Depending on the size of the system, one type of single-stage pump may be best. A small-sized system may be best served by an end-suction pump, which requires less floor space in the plant room. Medium-sized systems might benefit from a vertical in-line pump or a split-case pump, but these may be too big for the system. To determine which type of pump is right for your application, look for the following characteristics:
The pressure rise and side clearance of the pump can affect its performance. With increased side clearance, the maximum absolute velocity of the impeller channel shifts toward the trailing edge. This is due to increased mass flow above the impeller's tip, which impedes core flow. If the pressure is too high, the pump will slow down to compensate for the increased pressure. For this reason, a pressure sensor is necessary to ensure proper pump performance.
A double-suction pump can be an efficient solution for many applications. The efficiency of a double-suction pump is 4.14% higher, and the head of a single-suction pump is 3.5% higher. The size of a double-suction pump is more space-efficient, but it is still expensive. Both types of pumps have similar cavitation performance. However, the size of the vertical pumps makes servicing difficult.
Alternatively, a single-stage centrifugal pump can be a multi-stage pump, which has two or three impellers. Single-stage pumps are characterized by their small size, high speed, and low pressure head. Depending on the needs of the application, a single-stage centrifugal pump can also be categorized as a horizontal or vertical pump. If the suction line is near the grade, low-NPSH options may be available. Alternative suction arrangements may include an inlet at the top of the pump, or a connection to a vessel elevated above the pump.

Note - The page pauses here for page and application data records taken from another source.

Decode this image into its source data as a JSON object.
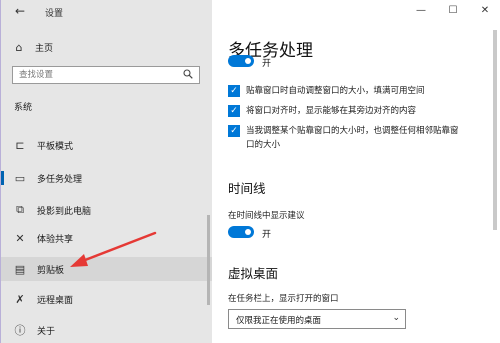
{
  "window": {
    "title": "设置"
  },
  "sidebar": {
    "home_label": "主页",
    "search_placeholder": "查找设置",
    "section_label": "系统",
    "items": [
      {
        "label": "平板模式",
        "icon": "tablet-icon"
      },
      {
        "label": "多任务处理",
        "icon": "multitasking-icon"
      },
      {
        "label": "投影到此电脑",
        "icon": "projecting-icon"
      },
      {
        "label": "体验共享",
        "icon": "shared-experiences-icon"
      },
      {
        "label": "剪贴板",
        "icon": "clipboard-icon"
      },
      {
        "label": "远程桌面",
        "icon": "remote-desktop-icon"
      },
      {
        "label": "关于",
        "icon": "info-icon"
      }
    ],
    "active_item": "多任务处理",
    "hover_item": "剪贴板"
  },
  "content": {
    "title": "多任务处理",
    "snap_toggle_text": "开",
    "checkboxes": [
      {
        "label": "贴靠窗口时自动调整窗口的大小，填满可用空间",
        "checked": true
      },
      {
        "label": "将窗口对齐时，显示能够在其旁边对齐的内容",
        "checked": true
      },
      {
        "label": "当我调整某个贴靠窗口的大小时，也调整任何相邻贴靠窗口的大小",
        "checked": true
      }
    ],
    "timeline": {
      "title": "时间线",
      "label": "在时间线中显示建议",
      "toggle_text": "开"
    },
    "virtual_desktops": {
      "title": "虚拟桌面",
      "label": "在任务栏上，显示打开的窗口",
      "dropdown_value": "仅限我正在使用的桌面"
    }
  },
  "annotation": {
    "color": "#e53935"
  },
  "colors": {
    "accent": "#0078d7",
    "sidebar_bg": "#e6e6e6",
    "background": "#8a7fb8"
  }
}
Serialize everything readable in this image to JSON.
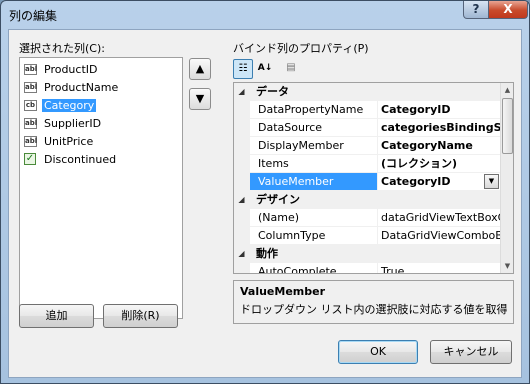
{
  "window": {
    "title": "列の編集",
    "help_glyph": "?",
    "close_glyph": "X"
  },
  "left": {
    "selected_columns_label": "選択された列(C):",
    "columns": [
      {
        "label": "ProductID",
        "icon": "textbox-column-icon",
        "icon_text": "abl"
      },
      {
        "label": "ProductName",
        "icon": "textbox-column-icon",
        "icon_text": "abl"
      },
      {
        "label": "Category",
        "icon": "combobox-column-icon",
        "icon_text": "cb"
      },
      {
        "label": "SupplierID",
        "icon": "textbox-column-icon",
        "icon_text": "abl"
      },
      {
        "label": "UnitPrice",
        "icon": "textbox-column-icon",
        "icon_text": "abl"
      },
      {
        "label": "Discontinued",
        "icon": "checkbox-column-icon",
        "icon_text": "✓"
      }
    ],
    "selected_column": "Category",
    "move_up_glyph": "▲",
    "move_down_glyph": "▼",
    "add_button": "追加",
    "remove_button": "削除(R)"
  },
  "right": {
    "properties_label": "バインド列のプロパティ(P)",
    "toolbar": {
      "categorized_glyph": "☷",
      "alphabetical_glyph": "A↓",
      "pages_glyph": "▤"
    },
    "grid": {
      "categories": [
        {
          "name": "データ",
          "rows": [
            {
              "name": "DataPropertyName",
              "value": "CategoryID",
              "bold": true
            },
            {
              "name": "DataSource",
              "value": "categoriesBindingSource",
              "bold": true
            },
            {
              "name": "DisplayMember",
              "value": "CategoryName",
              "bold": true
            },
            {
              "name": "Items",
              "value": "(コレクション)",
              "bold": true
            },
            {
              "name": "ValueMember",
              "value": "CategoryID",
              "bold": true,
              "selected": true
            }
          ]
        },
        {
          "name": "デザイン",
          "rows": [
            {
              "name": "(Name)",
              "value": "dataGridViewTextBoxColumn",
              "bold": false
            },
            {
              "name": "ColumnType",
              "value": "DataGridViewComboBoxColumn",
              "bold": false
            }
          ]
        },
        {
          "name": "動作",
          "rows": [
            {
              "name": "AutoComplete",
              "value": "True",
              "bold": false
            }
          ]
        }
      ],
      "collapse_glyph": "◢",
      "dropdown_glyph": "▼",
      "scroll_up_glyph": "▲",
      "scroll_down_glyph": "▼"
    },
    "description": {
      "title": "ValueMember",
      "text": "ドロップダウン リスト内の選択肢に対応する値を取得する..."
    }
  },
  "footer": {
    "ok_button": "OK",
    "cancel_button": "キャンセル"
  }
}
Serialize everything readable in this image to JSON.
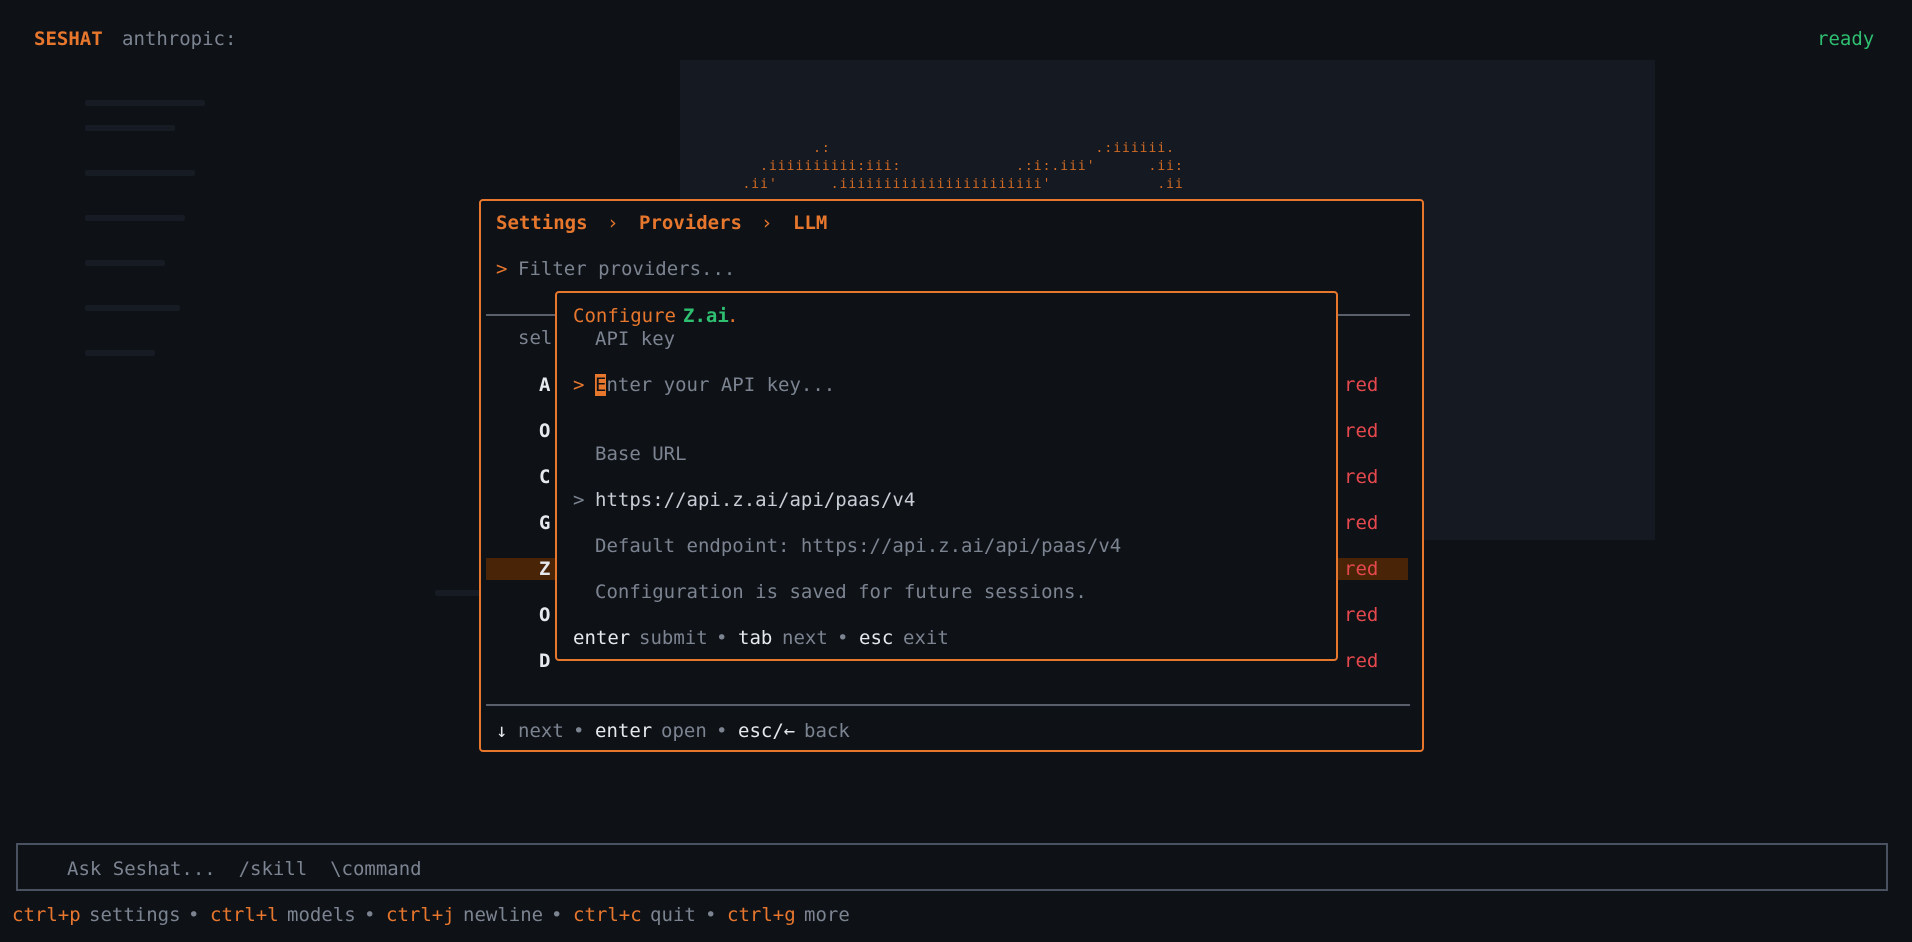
{
  "app": {
    "name": "SESHAT",
    "provider": "anthropic:",
    "status": "ready"
  },
  "ascii_art": [
    "           .:                              .:iiiiii.",
    "     .iiiiiiiiii:iii:             .:i:.iii'      .ii:",
    "   .ii'      .iiiiiiiiiiiiiiiiiiiiiii'            .ii"
  ],
  "settings": {
    "breadcrumb": [
      "Settings",
      "Providers",
      "LLM"
    ],
    "separator": "›",
    "filter_prompt": ">",
    "filter_placeholder": "Filter providers...",
    "list_header": "sel",
    "providers": [
      {
        "initial": "A",
        "status": "red",
        "selected": false
      },
      {
        "initial": "O",
        "status": "red",
        "selected": false
      },
      {
        "initial": "C",
        "status": "red",
        "selected": false
      },
      {
        "initial": "G",
        "status": "red",
        "selected": false
      },
      {
        "initial": "Z",
        "status": "red",
        "selected": true
      },
      {
        "initial": "O",
        "status": "red",
        "selected": false
      },
      {
        "initial": "D",
        "status": "red",
        "selected": false
      }
    ],
    "footer": [
      {
        "key": "↓",
        "action": "next"
      },
      {
        "key": "enter",
        "action": "open"
      },
      {
        "key": "esc/←",
        "action": "back"
      }
    ]
  },
  "dialog": {
    "title_prefix": "Configure ",
    "provider_name": "Z.ai",
    "title_suffix": ".",
    "api_key_label": "API key",
    "prompt": ">",
    "api_key_cursor_char": "E",
    "api_key_placeholder": "nter your API key...",
    "base_url_label": "Base URL",
    "base_url_value": "https://api.z.ai/api/paas/v4",
    "default_endpoint": "Default endpoint: https://api.z.ai/api/paas/v4",
    "saved_note": "Configuration is saved for future sessions.",
    "hints": [
      {
        "key": "enter",
        "action": "submit"
      },
      {
        "key": "tab",
        "action": "next"
      },
      {
        "key": "esc",
        "action": "exit"
      }
    ],
    "bullet": "•"
  },
  "input": {
    "placeholder": "Ask Seshat...  /skill  \\command"
  },
  "shortcuts": [
    {
      "key": "ctrl+p",
      "action": "settings"
    },
    {
      "key": "ctrl+l",
      "action": "models"
    },
    {
      "key": "ctrl+j",
      "action": "newline"
    },
    {
      "key": "ctrl+c",
      "action": "quit"
    },
    {
      "key": "ctrl+g",
      "action": "more"
    }
  ],
  "colors": {
    "accent": "#e8772e",
    "background": "#0e1116",
    "status_ready": "#2fbf71",
    "status_red": "#e5484d",
    "selected_row": "#4a2407"
  }
}
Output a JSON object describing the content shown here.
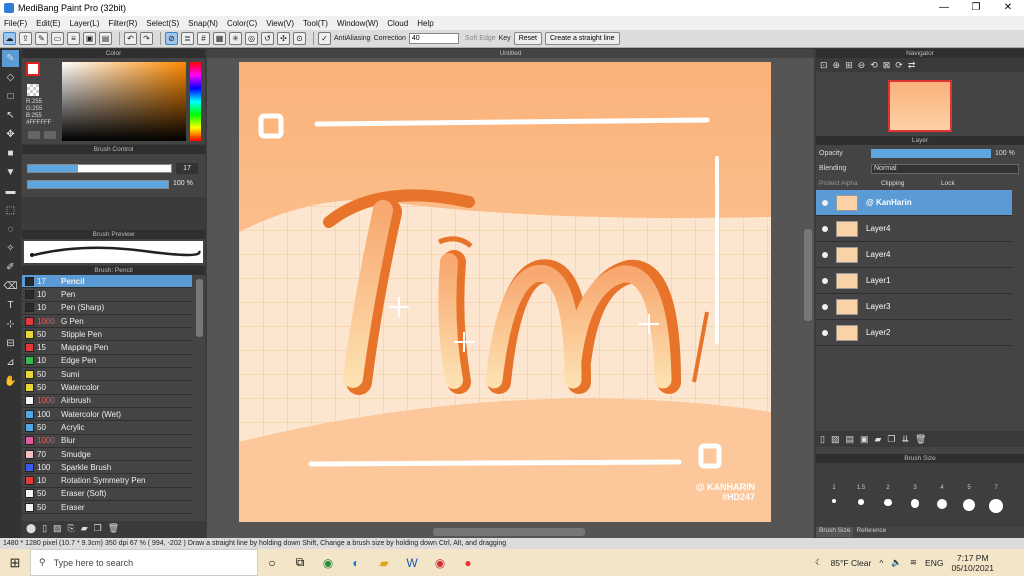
{
  "window": {
    "title": "MediBang Paint Pro (32bit)",
    "minimize": "—",
    "maximize": "❐",
    "close": "✕"
  },
  "menu": [
    "File(F)",
    "Edit(E)",
    "Layer(L)",
    "Filter(R)",
    "Select(S)",
    "Snap(N)",
    "Color(C)",
    "View(V)",
    "Tool(T)",
    "Window(W)",
    "Cloud",
    "Help"
  ],
  "toolbar": {
    "antialias": "AntiAliasing",
    "correction_label": "Correction",
    "correction_value": "40",
    "soft_edge": "Soft Edge",
    "key": "Key",
    "reset": "Reset",
    "straight": "Create a straight line"
  },
  "color_panel": {
    "title": "Color",
    "r": "R:255",
    "g": "G:255",
    "b": "B:255",
    "hex": "#FFFFFF"
  },
  "brush_control": {
    "title": "Brush Control",
    "size": "17",
    "opacity": "100 %"
  },
  "brush_preview": {
    "title": "Brush Preview"
  },
  "brush_panel": {
    "title": "Brush: Pencil",
    "items": [
      {
        "size": "17",
        "name": "Pencil",
        "color": "#2a2a2a"
      },
      {
        "size": "10",
        "name": "Pen",
        "color": "#2a2a2a"
      },
      {
        "size": "10",
        "name": "Pen (Sharp)",
        "color": "#2a2a2a"
      },
      {
        "size": "1000",
        "name": "G Pen",
        "color": "#e23a3a"
      },
      {
        "size": "50",
        "name": "Stipple Pen",
        "color": "#e8d53a"
      },
      {
        "size": "15",
        "name": "Mapping Pen",
        "color": "#e23a3a"
      },
      {
        "size": "10",
        "name": "Edge Pen",
        "color": "#36b84a"
      },
      {
        "size": "50",
        "name": "Sumi",
        "color": "#e8d53a"
      },
      {
        "size": "50",
        "name": "Watercolor",
        "color": "#e8d53a"
      },
      {
        "size": "1000",
        "name": "Airbrush",
        "color": "#f5f5f5"
      },
      {
        "size": "100",
        "name": "Watercolor (Wet)",
        "color": "#4fa7e8"
      },
      {
        "size": "50",
        "name": "Acrylic",
        "color": "#4fa7e8"
      },
      {
        "size": "1000",
        "name": "Blur",
        "color": "#e05aa0"
      },
      {
        "size": "70",
        "name": "Smudge",
        "color": "#f0c0c0"
      },
      {
        "size": "100",
        "name": "Sparkle Brush",
        "color": "#3a5ae8"
      },
      {
        "size": "10",
        "name": "Rotation Symmetry Pen",
        "color": "#e23a3a"
      },
      {
        "size": "50",
        "name": "Eraser (Soft)",
        "color": "#f5f5f5"
      },
      {
        "size": "50",
        "name": "Eraser",
        "color": "#f5f5f5"
      }
    ]
  },
  "canvas": {
    "title": "Untitled",
    "watermark1": "@ KANHARIN",
    "watermark2": "#HD247",
    "art_text": "Tim"
  },
  "navigator": {
    "title": "Navigator"
  },
  "layer_panel": {
    "title": "Layer",
    "opacity_label": "Opacity",
    "opacity_value": "100 %",
    "blending_label": "Blending",
    "blending_value": "Normal",
    "protect": "Protect Alpha",
    "clipping": "Clipping",
    "lock": "Lock",
    "layers": [
      {
        "name": "@ KanHarin"
      },
      {
        "name": "Layer4"
      },
      {
        "name": "Layer4"
      },
      {
        "name": "Layer1"
      },
      {
        "name": "Layer3"
      },
      {
        "name": "Layer2"
      }
    ]
  },
  "brush_size_panel": {
    "title": "Brush Size",
    "sizes": [
      "1",
      "1.5",
      "2",
      "3",
      "4",
      "5",
      "7"
    ],
    "tab1": "Brush Size",
    "tab2": "Reference"
  },
  "status": "1480 * 1280 pixel  (10.7 * 9.3cm)  350 dpi  67 %  ( 994, -202 )  Draw a straight line by holding down Shift, Change a brush size by holding down Ctrl, Alt, and dragging",
  "taskbar": {
    "search": "Type here to search",
    "weather": "85°F  Clear",
    "lang": "ENG",
    "time": "7:17 PM",
    "date": "05/10/2021"
  }
}
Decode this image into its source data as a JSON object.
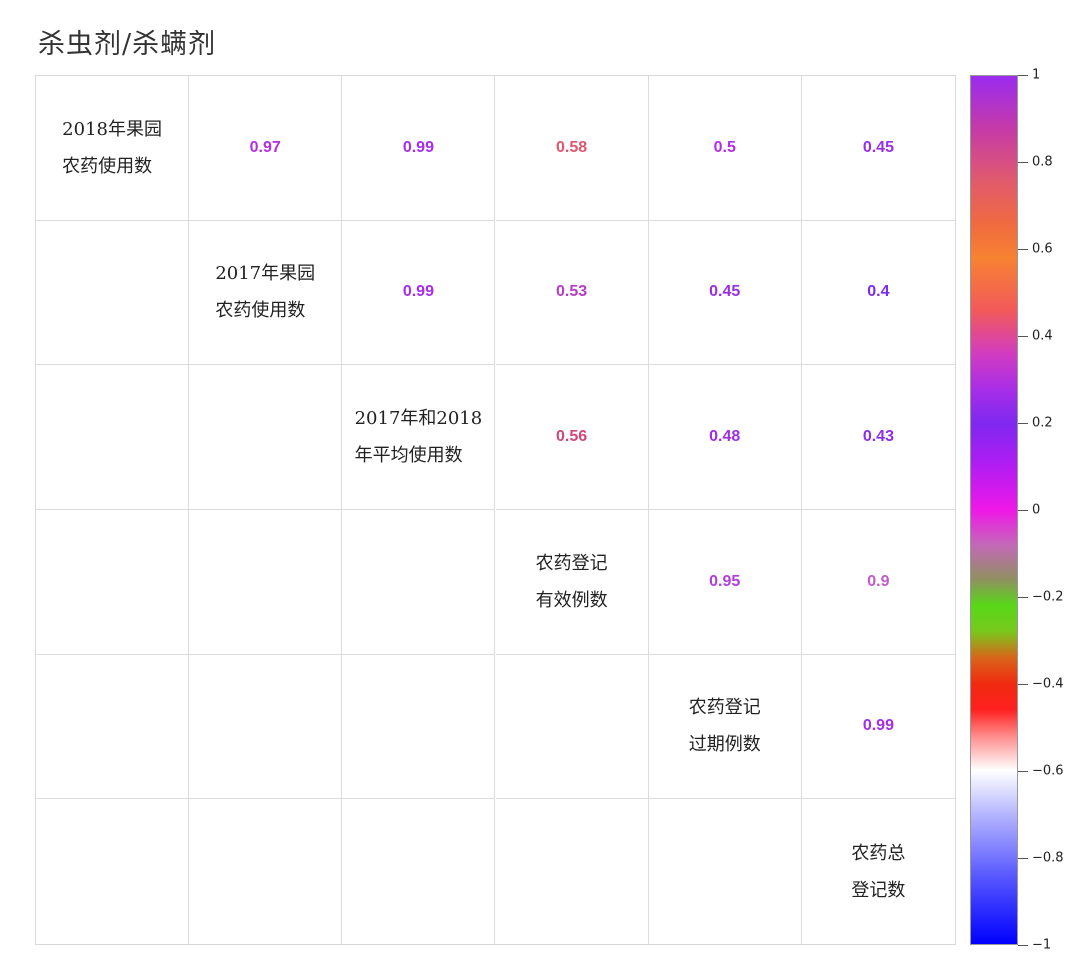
{
  "title": "杀虫剂/杀螨剂",
  "chart_data": {
    "type": "heatmap",
    "variables": [
      [
        "2018年果园",
        "农药使用数"
      ],
      [
        "2017年果园",
        "农药使用数"
      ],
      [
        "2017年和2018",
        "年平均使用数"
      ],
      [
        "农药登记",
        "有效例数"
      ],
      [
        "农药登记",
        "过期例数"
      ],
      [
        "农药总",
        "登记数"
      ]
    ],
    "upper_triangle": [
      [
        null,
        0.97,
        0.99,
        0.58,
        0.5,
        0.45
      ],
      [
        null,
        null,
        0.99,
        0.53,
        0.45,
        0.4
      ],
      [
        null,
        null,
        null,
        0.56,
        0.48,
        0.43
      ],
      [
        null,
        null,
        null,
        null,
        0.95,
        0.9
      ],
      [
        null,
        null,
        null,
        null,
        null,
        0.99
      ],
      [
        null,
        null,
        null,
        null,
        null,
        null
      ]
    ],
    "value_labels": [
      [
        null,
        "0.97",
        "0.99",
        "0.58",
        "0.5",
        "0.45"
      ],
      [
        null,
        null,
        "0.99",
        "0.53",
        "0.45",
        "0.4"
      ],
      [
        null,
        null,
        null,
        "0.56",
        "0.48",
        "0.43"
      ],
      [
        null,
        null,
        null,
        null,
        "0.95",
        "0.9"
      ],
      [
        null,
        null,
        null,
        null,
        null,
        "0.99"
      ],
      [
        null,
        null,
        null,
        null,
        null,
        null
      ]
    ],
    "colorbar": {
      "range": [
        -1,
        1
      ],
      "ticks": [
        "1",
        "0.8",
        "0.6",
        "0.4",
        "0.2",
        "0",
        "−0.2",
        "−0.4",
        "−0.6",
        "−0.8",
        "−1"
      ],
      "tick_values": [
        1,
        0.8,
        0.6,
        0.4,
        0.2,
        0,
        -0.2,
        -0.4,
        -0.6,
        -0.8,
        -1
      ]
    },
    "value_colors": {
      "0.97": "#b42ee2",
      "0.99": "#a52ee6",
      "0.58": "#e0566c",
      "0.5": "#b42ee6",
      "0.45": "#9a30e4",
      "0.53": "#b83cc8",
      "0.4": "#7a2cec",
      "0.56": "#d0487a",
      "0.48": "#a02ee4",
      "0.43": "#8e2ee6",
      "0.95": "#b03ee0",
      "0.9": "#c45ac8"
    }
  }
}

Another popular style of single-stage pumps is the horizontal split-case pump. Horizontal split-case pumps are similar to end-suction pumps, but feature a large, heavy impeller. Split-case pumps typically have a longer lifespan and are heavier. However, the cost of maintenance for end-suction pumps can easily outweigh the savings from the initial cost. With horizontal split-case pumps, it is easy to remove the top half of the pump casing to access the internal components. Unlike the end-suction pump, they are designed to handle large water flows.
A double-stage pump has two impellers that are back-to-back. This design allows it to handle large flows and high head. A double-stage pump has two suction chambers and is used in many applications. They are based on the same principle as single-stage pumps, but have different cavitation characteristics. If you are considering investing in a centrifugal pump, you should know about its features.
One of the most important considerations in selecting an open-system pump is the net positive suction head. This refers to the pressure at the pump's inlet. If the pump fails at this point, it is usually due to a combination of flow instability and overheating. Moreover, it's not possible to use a single-suction pump in dry conditions, so you'll need to fill the pump before using it. Another type of fluid that can damage a centrifugal pump is high-density liquid. This fluid will not flow through a centrifugal pump because the higher density of the liquid forces more effort to move it and creates less ideal conditions for performance.